- _WHAT THE TASK REQUIRES_: Locate every line below that contains the word "中国科学院计算机网络信息中心" and copy it.

- _PROVIDED ENTRIES_:
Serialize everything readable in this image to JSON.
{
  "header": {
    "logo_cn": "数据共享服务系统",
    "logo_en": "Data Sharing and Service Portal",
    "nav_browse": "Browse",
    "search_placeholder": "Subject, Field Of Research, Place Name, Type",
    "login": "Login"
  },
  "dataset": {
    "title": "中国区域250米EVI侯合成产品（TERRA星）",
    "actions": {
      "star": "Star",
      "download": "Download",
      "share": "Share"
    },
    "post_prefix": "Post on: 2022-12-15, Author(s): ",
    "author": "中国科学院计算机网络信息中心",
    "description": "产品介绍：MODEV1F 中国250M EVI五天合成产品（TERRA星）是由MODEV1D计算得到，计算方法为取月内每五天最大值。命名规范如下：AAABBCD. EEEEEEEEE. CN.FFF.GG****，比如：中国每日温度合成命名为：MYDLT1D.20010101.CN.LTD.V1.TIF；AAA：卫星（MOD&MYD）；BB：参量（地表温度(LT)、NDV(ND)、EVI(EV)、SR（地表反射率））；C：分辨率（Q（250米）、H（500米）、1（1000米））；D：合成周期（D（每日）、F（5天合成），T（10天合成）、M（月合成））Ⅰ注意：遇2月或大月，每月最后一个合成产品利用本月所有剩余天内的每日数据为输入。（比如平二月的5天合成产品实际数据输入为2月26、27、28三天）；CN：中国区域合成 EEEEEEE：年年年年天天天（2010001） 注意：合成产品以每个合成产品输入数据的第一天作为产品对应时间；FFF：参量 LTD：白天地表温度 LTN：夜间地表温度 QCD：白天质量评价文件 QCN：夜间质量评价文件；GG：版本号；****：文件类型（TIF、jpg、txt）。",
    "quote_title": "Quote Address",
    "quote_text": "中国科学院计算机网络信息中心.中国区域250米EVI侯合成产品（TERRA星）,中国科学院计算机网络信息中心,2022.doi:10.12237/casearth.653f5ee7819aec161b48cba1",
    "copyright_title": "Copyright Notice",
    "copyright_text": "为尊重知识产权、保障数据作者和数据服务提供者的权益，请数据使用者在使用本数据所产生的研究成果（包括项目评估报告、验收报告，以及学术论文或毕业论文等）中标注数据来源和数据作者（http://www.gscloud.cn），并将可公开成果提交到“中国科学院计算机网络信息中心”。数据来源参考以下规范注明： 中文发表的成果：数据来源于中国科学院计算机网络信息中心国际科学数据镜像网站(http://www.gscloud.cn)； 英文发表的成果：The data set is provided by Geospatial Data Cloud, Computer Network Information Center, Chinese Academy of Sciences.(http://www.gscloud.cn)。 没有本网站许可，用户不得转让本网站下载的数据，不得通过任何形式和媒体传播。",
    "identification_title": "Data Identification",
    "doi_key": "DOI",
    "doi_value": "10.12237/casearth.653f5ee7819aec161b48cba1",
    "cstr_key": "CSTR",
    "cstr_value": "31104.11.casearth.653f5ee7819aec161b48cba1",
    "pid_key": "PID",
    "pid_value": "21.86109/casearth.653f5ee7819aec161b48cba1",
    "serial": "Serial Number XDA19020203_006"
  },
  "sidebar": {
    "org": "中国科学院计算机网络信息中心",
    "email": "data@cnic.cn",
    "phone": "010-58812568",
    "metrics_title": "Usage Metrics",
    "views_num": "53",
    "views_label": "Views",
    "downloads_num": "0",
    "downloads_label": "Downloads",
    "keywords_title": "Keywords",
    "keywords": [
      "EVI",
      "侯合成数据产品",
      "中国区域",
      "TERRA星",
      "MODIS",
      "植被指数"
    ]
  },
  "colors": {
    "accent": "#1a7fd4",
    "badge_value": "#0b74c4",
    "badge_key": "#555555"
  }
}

- _WRITTEN ANSWER_:
    "author": "中国科学院计算机网络信息中心",
    "quote_text": "中国科学院计算机网络信息中心.中国区域250米EVI侯合成产品（TERRA星）,中国科学院计算机网络信息中心,2022.doi:10.12237/casearth.653f5ee7819aec161b48cba1",
    "copyright_text": "为尊重知识产权、保障数据作者和数据服务提供者的权益，请数据使用者在使用本数据所产生的研究成果（包括项目评估报告、验收报告，以及学术论文或毕业论文等）中标注数据来源和数据作者（http://www.gscloud.cn），并将可公开成果提交到“中国科学院计算机网络信息中心”。数据来源参考以下规范注明： 中文发表的成果：数据来源于中国科学院计算机网络信息中心国际科学数据镜像网站(http://www.gscloud.cn)； 英文发表的成果：The data set is provided by Geospatial Data Cloud, Computer Network Information Center, Chinese Academy of Sciences.(http://www.gscloud.cn)。 没有本网站许可，用户不得转让本网站下载的数据，不得通过任何形式和媒体传播。",
    "org": "中国科学院计算机网络信息中心",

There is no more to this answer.